Great comments in post #2. All that I will add is for you to consider your "physicality" relationship toward the bike you choose. The better you "fit" the bike as it is engineered and built from the factory, the less you will have to do to "adapt" to it. Don't fall into a trap of "More" (power, accessories, chrome, etc.) is better...but focus on how you will mesh with the machine. That means you need to consider your physical strength, height, and weight, along with your skill and confidence level.

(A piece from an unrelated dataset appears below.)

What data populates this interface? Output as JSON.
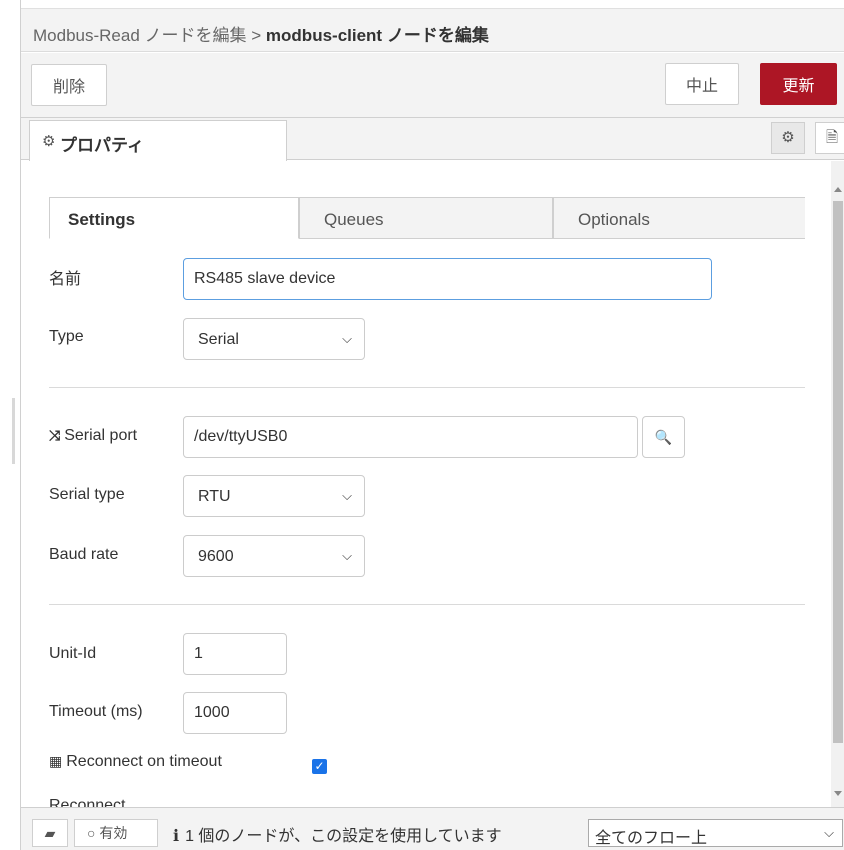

I am 73 years old, 5ft-8" tall, 28" inseam (on a good day), and purchased my first BMW in March of this year. It is a 2011 R1200RT. I had been riding a '95 Honda VT1100C2 Shadow ACE for two decades. For me, it is quite an adjustment. Purchasing this bike has been kinda like going from "Freddy Flinstone's" foot-powered vehicle to a Star War's fighter...'cept I'm always contending with "gravity."
At an age when many of my contemporaries are trading in their physical activity toys for a recliner & TV remote, I'm reluctant to give up. In an age when nobody wants to admit their medical constraints, I keep no secret of dealing with my agent orange (Vietnam) related diabetes, and the other natural progression/constraints of "life." Therefore, I'm still adjusting to this new (to me) machine. I have a standard and low seat, a small adjustment in reach (bar risers), and Beemer Buddies (grip covers).

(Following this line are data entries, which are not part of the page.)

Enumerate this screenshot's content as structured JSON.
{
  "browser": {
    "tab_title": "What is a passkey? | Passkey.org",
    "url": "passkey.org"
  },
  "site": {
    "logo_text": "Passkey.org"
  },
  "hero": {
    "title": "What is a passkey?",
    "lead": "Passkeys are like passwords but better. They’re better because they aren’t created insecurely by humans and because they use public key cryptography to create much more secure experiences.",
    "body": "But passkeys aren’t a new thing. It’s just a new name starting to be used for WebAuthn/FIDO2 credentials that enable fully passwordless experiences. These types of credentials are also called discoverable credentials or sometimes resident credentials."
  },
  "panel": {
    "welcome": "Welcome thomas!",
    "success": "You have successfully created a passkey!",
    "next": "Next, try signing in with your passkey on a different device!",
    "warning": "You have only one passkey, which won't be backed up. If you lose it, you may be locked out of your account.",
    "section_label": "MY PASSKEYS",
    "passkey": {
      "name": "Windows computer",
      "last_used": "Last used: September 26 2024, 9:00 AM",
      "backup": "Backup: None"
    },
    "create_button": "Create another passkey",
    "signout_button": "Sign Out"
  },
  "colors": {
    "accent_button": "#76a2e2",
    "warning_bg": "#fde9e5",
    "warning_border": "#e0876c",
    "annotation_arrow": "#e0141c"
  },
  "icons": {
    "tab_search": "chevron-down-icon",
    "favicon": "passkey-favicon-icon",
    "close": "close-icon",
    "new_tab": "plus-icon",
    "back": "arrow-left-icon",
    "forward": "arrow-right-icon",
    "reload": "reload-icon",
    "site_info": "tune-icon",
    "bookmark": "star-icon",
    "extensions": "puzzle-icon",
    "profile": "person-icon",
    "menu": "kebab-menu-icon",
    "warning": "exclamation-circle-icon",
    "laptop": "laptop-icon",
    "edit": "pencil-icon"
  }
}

This bike is quite a departure in riding position over my Honda, and I'm used to a "Heel-Toe" shifter. I am enjoying the acceleration, adjustable windscreen, and better gas mileage. Along with better mileage is "range." Friday I rode over 200 miles and returned home with about a half-tank of gas. Having such wonderful instruments as a gas gauge, gear indicator, and tachometer is fantastic!

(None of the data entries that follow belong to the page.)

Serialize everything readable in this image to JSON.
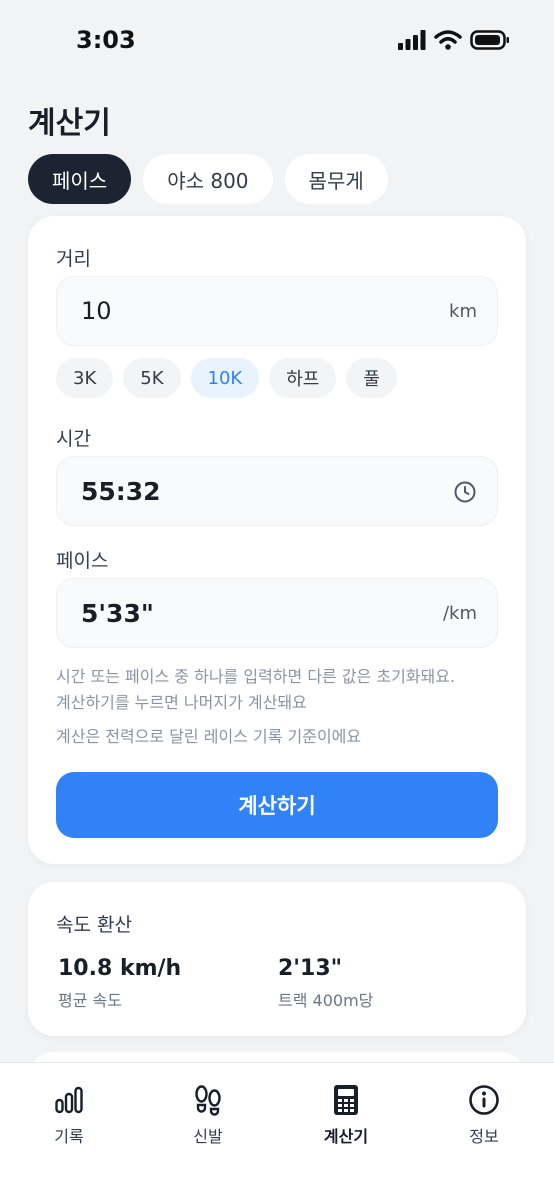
{
  "status_bar": {
    "time": "3:03"
  },
  "header": {
    "title": "계산기"
  },
  "tabs": [
    {
      "label": "페이스",
      "active": true
    },
    {
      "label": "야소 800",
      "active": false
    },
    {
      "label": "몸무게",
      "active": false
    }
  ],
  "calculator": {
    "distance": {
      "label": "거리",
      "value": "10",
      "unit": "km"
    },
    "presets": [
      {
        "label": "3K",
        "selected": false
      },
      {
        "label": "5K",
        "selected": false
      },
      {
        "label": "10K",
        "selected": true
      },
      {
        "label": "하프",
        "selected": false
      },
      {
        "label": "풀",
        "selected": false
      }
    ],
    "time": {
      "label": "시간",
      "value": "55:32",
      "icon": "clock-icon"
    },
    "pace": {
      "label": "페이스",
      "value": "5'33\"",
      "unit": "/km"
    },
    "help_lines": [
      "시간 또는 페이스 중 하나를 입력하면 다른 값은 초기화돼요.",
      "계산하기를 누르면 나머지가 계산돼요"
    ],
    "note": "계산은 전력으로 달린 레이스 기록 기준이에요",
    "button_label": "계산하기"
  },
  "speed_conversion": {
    "title": "속도 환산",
    "avg_speed": {
      "value": "10.8 km/h",
      "label": "평균 속도"
    },
    "track_pace": {
      "value": "2'13\"",
      "label": "트랙 400m당"
    }
  },
  "bottom_nav": [
    {
      "label": "기록",
      "icon": "bar-chart-icon",
      "active": false
    },
    {
      "label": "신발",
      "icon": "footprints-icon",
      "active": false
    },
    {
      "label": "계산기",
      "icon": "calculator-icon",
      "active": true
    },
    {
      "label": "정보",
      "icon": "info-icon",
      "active": false
    }
  ],
  "colors": {
    "accent": "#3182f6",
    "active_tab": "#1b2430",
    "background": "#f2f3f5"
  }
}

Currently, I'm still working out whether the "adjustments" I'm dealing with (low back pain, hand numbness, cramps) are related to my physical condition or the bike. The more you test ride, question, and contemplate your options before you buy, the better your chances of a positive experience. Whatever you decide, I wish you all the best.